◆ Task goal: From the listing below, work out how many lines contain "Linux". Reply with that number only.

◆ Records provided:
·····
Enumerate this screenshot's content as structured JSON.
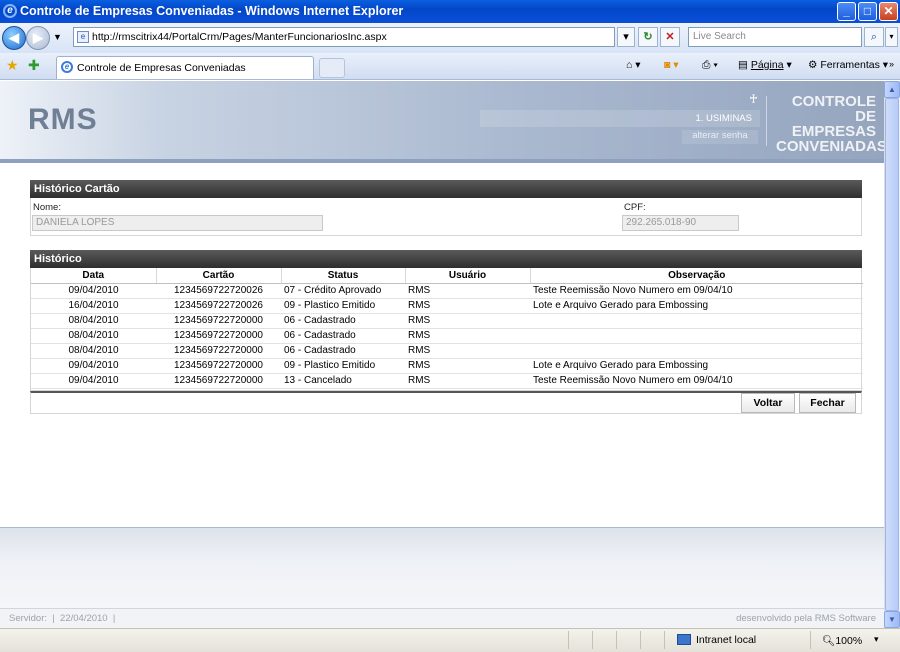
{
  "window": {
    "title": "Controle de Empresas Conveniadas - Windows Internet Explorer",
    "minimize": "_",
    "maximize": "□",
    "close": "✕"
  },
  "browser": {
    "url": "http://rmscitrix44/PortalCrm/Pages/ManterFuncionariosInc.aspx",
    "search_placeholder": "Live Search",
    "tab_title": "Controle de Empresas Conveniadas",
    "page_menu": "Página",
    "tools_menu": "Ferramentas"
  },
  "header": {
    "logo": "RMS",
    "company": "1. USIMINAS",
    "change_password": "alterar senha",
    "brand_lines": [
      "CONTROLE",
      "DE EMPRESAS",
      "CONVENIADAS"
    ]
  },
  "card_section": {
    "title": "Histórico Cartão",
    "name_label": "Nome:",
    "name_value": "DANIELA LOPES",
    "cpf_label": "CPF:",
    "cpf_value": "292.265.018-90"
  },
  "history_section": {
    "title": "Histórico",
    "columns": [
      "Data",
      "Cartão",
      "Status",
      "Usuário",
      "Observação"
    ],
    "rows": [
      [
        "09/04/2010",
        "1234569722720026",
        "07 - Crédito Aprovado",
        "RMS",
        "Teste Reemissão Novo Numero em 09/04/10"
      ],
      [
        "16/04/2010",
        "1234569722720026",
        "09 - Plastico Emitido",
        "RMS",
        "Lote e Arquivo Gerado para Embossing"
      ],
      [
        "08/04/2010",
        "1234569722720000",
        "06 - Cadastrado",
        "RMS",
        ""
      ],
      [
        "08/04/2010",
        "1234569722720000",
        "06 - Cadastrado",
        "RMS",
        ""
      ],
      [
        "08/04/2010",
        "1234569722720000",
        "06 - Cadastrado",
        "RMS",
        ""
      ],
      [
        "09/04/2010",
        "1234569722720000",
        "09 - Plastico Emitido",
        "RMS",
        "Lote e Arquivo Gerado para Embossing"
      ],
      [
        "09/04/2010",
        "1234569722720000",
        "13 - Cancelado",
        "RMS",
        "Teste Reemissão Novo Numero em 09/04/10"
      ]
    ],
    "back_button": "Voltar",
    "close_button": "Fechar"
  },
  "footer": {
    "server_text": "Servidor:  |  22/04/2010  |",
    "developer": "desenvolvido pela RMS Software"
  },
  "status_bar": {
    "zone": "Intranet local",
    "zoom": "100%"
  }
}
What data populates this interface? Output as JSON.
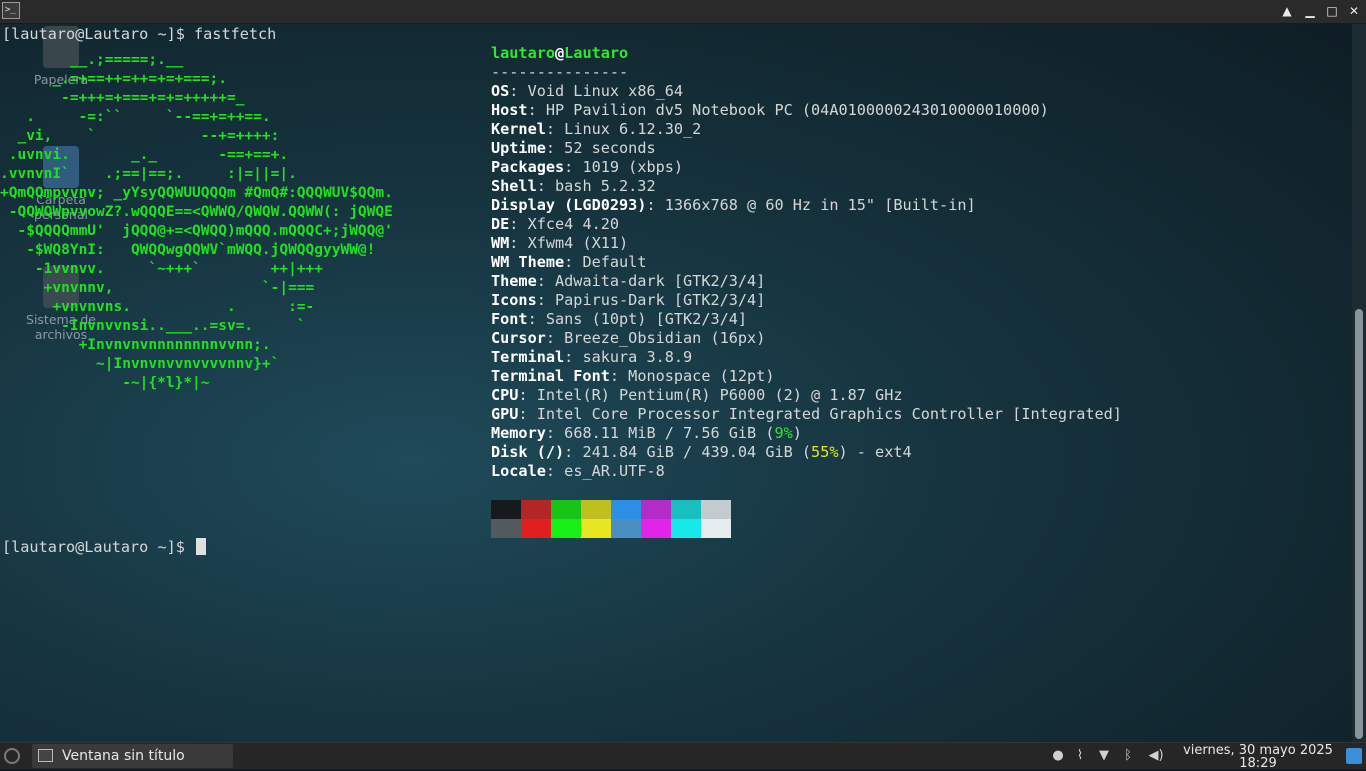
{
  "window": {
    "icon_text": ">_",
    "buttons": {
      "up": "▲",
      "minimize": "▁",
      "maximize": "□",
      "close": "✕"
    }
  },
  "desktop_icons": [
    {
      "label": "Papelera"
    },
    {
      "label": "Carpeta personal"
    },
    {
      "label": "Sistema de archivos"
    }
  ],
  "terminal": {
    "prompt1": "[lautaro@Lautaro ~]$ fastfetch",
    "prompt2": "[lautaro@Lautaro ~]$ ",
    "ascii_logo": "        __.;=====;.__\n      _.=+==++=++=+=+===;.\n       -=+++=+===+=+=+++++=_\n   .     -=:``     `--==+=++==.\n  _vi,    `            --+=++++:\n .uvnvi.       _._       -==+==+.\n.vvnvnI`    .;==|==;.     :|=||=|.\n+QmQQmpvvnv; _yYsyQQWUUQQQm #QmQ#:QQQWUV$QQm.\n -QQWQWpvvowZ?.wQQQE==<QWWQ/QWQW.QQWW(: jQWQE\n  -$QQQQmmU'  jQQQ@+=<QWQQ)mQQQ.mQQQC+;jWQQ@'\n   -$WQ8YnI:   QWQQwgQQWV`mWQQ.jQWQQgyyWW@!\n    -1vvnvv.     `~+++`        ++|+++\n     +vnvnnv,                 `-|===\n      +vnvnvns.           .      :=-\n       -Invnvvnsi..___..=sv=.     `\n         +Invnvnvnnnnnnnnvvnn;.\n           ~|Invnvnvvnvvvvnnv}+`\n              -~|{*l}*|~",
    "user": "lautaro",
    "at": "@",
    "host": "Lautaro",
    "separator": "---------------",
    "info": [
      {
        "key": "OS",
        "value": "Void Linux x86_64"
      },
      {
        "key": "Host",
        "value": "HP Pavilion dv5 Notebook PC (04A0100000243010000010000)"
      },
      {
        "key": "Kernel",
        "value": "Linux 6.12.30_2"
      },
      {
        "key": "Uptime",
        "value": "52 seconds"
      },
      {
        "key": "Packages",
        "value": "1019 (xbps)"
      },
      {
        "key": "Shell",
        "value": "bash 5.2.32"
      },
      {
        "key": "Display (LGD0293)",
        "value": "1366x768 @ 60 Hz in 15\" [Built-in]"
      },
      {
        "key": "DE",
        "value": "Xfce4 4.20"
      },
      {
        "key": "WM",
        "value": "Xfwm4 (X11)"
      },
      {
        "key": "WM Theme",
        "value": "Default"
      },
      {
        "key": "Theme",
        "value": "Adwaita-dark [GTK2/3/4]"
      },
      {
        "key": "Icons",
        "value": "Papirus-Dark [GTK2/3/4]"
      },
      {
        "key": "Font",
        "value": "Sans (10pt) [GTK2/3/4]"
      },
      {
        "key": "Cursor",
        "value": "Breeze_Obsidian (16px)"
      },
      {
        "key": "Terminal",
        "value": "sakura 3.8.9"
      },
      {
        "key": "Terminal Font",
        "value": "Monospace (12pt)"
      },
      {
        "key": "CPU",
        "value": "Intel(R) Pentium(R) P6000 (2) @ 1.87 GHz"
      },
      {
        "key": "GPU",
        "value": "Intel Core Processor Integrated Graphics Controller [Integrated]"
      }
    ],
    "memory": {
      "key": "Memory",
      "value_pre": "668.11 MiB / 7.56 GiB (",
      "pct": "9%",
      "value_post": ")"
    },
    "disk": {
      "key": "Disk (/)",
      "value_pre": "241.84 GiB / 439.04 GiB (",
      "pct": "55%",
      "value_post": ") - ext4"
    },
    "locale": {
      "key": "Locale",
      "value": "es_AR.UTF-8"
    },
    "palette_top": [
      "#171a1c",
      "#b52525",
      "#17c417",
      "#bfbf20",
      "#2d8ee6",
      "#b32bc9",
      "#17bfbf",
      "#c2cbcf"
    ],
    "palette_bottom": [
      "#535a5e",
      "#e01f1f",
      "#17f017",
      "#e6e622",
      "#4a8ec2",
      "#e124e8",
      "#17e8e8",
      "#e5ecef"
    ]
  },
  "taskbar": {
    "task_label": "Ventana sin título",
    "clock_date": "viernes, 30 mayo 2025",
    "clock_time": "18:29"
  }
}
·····
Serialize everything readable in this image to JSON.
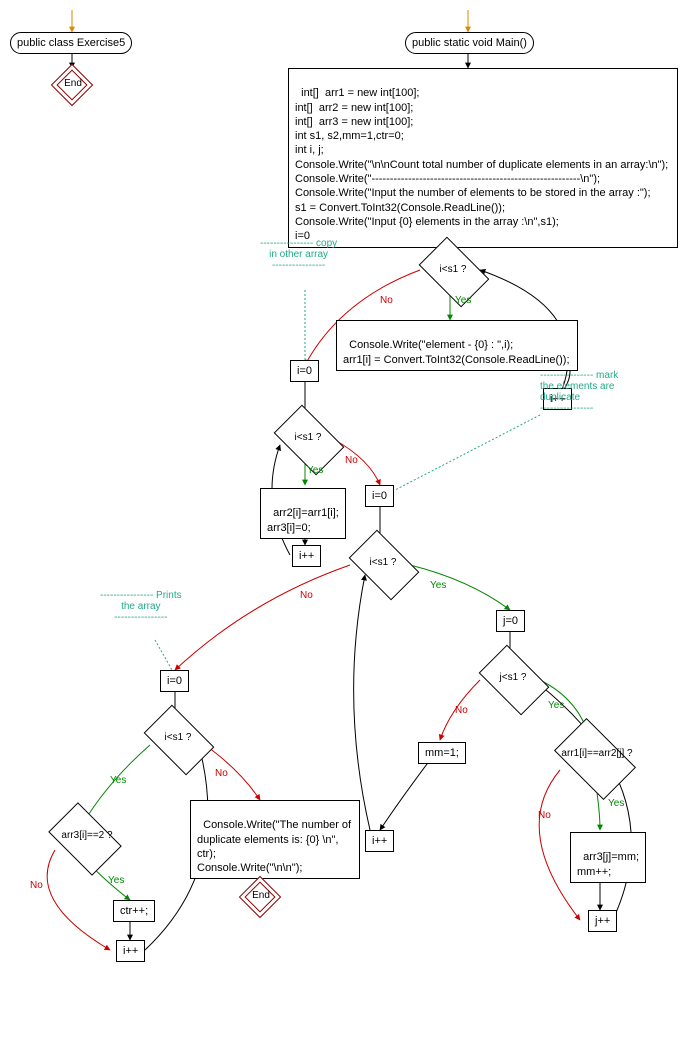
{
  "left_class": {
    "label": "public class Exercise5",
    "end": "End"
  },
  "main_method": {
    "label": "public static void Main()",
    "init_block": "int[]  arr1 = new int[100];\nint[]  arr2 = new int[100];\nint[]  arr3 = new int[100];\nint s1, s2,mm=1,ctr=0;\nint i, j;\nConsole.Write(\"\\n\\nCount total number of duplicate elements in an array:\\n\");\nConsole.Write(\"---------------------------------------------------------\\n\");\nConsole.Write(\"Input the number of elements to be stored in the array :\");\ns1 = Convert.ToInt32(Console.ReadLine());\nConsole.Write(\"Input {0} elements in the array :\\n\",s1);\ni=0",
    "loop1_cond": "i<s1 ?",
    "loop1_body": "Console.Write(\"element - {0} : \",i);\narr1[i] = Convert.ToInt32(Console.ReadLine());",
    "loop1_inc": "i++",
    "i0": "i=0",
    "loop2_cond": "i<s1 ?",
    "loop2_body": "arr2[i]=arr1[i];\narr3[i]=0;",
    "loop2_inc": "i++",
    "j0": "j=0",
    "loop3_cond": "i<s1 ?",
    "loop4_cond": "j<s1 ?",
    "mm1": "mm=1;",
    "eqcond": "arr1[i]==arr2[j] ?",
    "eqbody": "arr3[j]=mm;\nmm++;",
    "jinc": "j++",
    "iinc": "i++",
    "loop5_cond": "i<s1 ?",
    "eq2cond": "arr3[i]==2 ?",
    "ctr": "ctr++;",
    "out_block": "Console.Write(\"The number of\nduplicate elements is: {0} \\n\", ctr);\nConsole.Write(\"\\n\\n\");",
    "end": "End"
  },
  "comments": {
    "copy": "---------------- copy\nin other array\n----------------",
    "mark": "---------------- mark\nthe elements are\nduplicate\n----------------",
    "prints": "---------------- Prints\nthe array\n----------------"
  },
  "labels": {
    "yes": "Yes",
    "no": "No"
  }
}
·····
◆ Task solution: 2